== Input records ==
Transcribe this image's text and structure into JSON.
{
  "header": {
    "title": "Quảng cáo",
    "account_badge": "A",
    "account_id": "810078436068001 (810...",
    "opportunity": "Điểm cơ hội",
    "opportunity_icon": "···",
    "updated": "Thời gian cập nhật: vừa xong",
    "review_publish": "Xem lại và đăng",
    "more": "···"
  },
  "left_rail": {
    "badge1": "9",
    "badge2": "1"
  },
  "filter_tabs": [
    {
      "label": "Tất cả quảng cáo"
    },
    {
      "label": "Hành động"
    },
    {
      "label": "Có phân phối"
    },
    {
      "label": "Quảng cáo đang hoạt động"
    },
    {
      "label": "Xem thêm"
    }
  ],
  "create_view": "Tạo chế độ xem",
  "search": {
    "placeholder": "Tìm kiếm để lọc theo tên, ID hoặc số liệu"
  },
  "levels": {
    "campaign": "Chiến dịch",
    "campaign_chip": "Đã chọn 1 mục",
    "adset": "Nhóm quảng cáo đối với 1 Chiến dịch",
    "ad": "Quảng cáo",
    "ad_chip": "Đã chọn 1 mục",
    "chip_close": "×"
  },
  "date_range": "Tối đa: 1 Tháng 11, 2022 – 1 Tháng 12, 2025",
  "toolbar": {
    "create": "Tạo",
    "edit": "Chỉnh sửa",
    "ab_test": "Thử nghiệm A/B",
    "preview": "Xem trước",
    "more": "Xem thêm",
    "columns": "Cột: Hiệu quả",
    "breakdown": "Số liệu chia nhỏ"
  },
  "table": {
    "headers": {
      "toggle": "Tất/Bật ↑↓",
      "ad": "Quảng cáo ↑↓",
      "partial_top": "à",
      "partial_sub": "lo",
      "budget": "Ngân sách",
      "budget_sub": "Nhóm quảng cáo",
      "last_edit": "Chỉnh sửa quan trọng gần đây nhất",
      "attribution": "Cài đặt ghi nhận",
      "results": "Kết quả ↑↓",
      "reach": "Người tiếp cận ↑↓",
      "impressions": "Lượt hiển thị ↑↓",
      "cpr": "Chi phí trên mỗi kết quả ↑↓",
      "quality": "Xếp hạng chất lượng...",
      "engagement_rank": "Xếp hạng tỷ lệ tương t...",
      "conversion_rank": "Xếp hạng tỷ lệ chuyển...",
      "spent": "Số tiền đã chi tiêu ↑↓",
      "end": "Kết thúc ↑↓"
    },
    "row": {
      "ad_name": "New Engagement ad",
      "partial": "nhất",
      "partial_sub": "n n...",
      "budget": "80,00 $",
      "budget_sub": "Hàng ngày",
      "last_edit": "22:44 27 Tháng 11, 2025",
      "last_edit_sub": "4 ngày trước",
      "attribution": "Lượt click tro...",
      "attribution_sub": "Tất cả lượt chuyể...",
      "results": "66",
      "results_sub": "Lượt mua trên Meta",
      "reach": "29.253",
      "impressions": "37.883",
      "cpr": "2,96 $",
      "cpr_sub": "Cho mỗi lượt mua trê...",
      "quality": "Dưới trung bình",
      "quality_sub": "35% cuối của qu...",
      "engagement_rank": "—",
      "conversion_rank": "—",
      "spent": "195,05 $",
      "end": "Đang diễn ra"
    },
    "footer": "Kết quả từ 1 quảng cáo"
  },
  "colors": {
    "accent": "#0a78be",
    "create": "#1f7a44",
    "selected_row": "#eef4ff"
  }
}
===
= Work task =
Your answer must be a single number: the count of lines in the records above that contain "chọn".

= Your solution =
2